NEW YORK – Ceremonies and gatherings to commemorate the sixth anniversary of the infamous 9/11 attacks brought out a spirit of unity among those gathered to honor the fallen victims alongside civic servants including police officers, firefighters, and military officers.
In New York, thousands gathered at a small park just outside Ground Zero to mourn loved ones in a somber ceremony under gray, drizzly skies. Many clutched pictures of those lost in the attacks and cried while bells tolled from churches throughout the city.
A few miles away, families of 9/11 victims honored their lost ones by sharing stories as they came together for boat ride on the Hudson River.
Teresa Hunter, who lost her son, told NY1 News that while she thinks about it everyday and prays for her son daily, "faith just pulls us through."
Characteristic of most observances, participants engaged in prayer to initiate the event and observed a moment of silence at 8:46 a.m. ET, the exact moment when the first terrorist attack hit the World Trade Center in New York. At the end of many events, orchestras or bands played "God Bless America."
Ceremonies were also held at the nation's capital to commemorate the day when those at the Pentagon, where the third jetliner targeted, also lost their lives.
In Washington, President Bush commemorated 9/11 with a special prayer service at the nearby St. John's Episcopal Church.
During the service, which was attended by all members of the White House staff, the Rev. Luis Leon preached the dilemma with each anniversary of 9/11 was how "to remember a day that was so difficult and yet at the same time to move on with our lives."
Leon also preached that even though Muslim, Christian, and Jewish traditions all have differences, they are all religions that strive for peace, love and justice.
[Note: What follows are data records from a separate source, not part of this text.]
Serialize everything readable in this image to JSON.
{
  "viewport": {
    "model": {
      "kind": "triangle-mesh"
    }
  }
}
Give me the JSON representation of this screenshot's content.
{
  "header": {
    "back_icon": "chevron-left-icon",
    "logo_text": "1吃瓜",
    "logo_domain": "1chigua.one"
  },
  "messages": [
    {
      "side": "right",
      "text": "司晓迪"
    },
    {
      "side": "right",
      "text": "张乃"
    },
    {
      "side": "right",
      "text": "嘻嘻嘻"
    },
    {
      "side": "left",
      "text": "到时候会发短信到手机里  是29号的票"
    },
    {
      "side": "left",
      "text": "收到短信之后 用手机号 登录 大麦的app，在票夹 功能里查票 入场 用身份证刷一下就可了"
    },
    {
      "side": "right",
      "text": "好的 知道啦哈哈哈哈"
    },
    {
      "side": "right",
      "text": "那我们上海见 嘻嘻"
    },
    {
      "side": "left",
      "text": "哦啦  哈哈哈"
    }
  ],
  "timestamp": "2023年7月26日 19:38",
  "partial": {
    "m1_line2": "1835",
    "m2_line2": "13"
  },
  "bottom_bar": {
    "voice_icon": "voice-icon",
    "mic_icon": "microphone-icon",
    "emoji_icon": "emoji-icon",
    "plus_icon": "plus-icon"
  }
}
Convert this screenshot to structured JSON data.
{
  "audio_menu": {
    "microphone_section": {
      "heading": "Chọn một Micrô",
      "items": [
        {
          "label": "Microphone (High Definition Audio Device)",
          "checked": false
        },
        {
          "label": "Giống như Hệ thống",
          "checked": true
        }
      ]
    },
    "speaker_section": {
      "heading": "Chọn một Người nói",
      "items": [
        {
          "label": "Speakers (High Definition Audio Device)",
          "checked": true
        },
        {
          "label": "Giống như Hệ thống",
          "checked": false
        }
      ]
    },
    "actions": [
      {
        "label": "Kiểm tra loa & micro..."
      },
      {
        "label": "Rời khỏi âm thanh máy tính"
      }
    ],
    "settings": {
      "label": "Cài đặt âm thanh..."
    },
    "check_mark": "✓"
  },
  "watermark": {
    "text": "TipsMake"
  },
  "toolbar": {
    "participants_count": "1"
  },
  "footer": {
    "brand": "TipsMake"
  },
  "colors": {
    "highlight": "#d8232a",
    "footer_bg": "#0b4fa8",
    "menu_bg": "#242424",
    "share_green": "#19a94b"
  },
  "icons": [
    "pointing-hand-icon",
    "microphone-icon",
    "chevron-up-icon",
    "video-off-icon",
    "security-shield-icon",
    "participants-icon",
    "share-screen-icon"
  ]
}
"I believe as much as anything else that God looks on the heart, our heart and every human heart, as the seed of good and evil," he said. "And while confessions of faith are important, equally important is living a faith that shows justice and mercy, kindness and grace, the grace of God that passes all human understanding…"
Just a few days ago, more than 10,000 walkers had gathered in D.C. to take part in the third annual "America Supports You" Freedom Walk.
"Being here is my Christian duty and my civic duty," Gloria Chance, a Department of Agriculture employee, told American Forces Press Service.
Although Chance said she doesn't often attend Sunday morning church services, she considered the Freedom Walk a worthy exception, according to AFPS.
"It's so important that we as a country embrace the freedoms we have and recognize that Sept. 11 was a direct assault against all of us," she said. "We need to remember that so it doesn't ever happen again - because when you forget the past, that's when it comes right back at you."
The spirit of unity that pervaded across ceremonies Tuesday also spanned across faith lines.
One pastor in Alabama said that the events of the tragedy made America more "God-consciousness."
Not only did more people turn to prayer, said Chris Toole, pastor of SouthPoint Church, in a Eufaula Tribune report, but it forced the church to re-examine their ministry and their church which had become ingrown.
"It made us open our eyes to people of different faiths," said Toole.
In Sacramento, one college student who was a scheduled speaker for the Interfaith Worship Service hosted at the Cathedral of the Blessed Sacrament said the event made her more religious.
Ruben Arocan, contemplating the priesthood, told the Sacramento Bee, "It brought me closer to God but also to the reality that we live in a harsh world. With God in our life, we can always get through that."
This year's anniversary date was the first time Sept. 11 fell on a Tuesday, the same day the 2001 attacks occurred. Fatalities from the series of events totaled 2,974. Flags were to return to full-staff on Wednesday.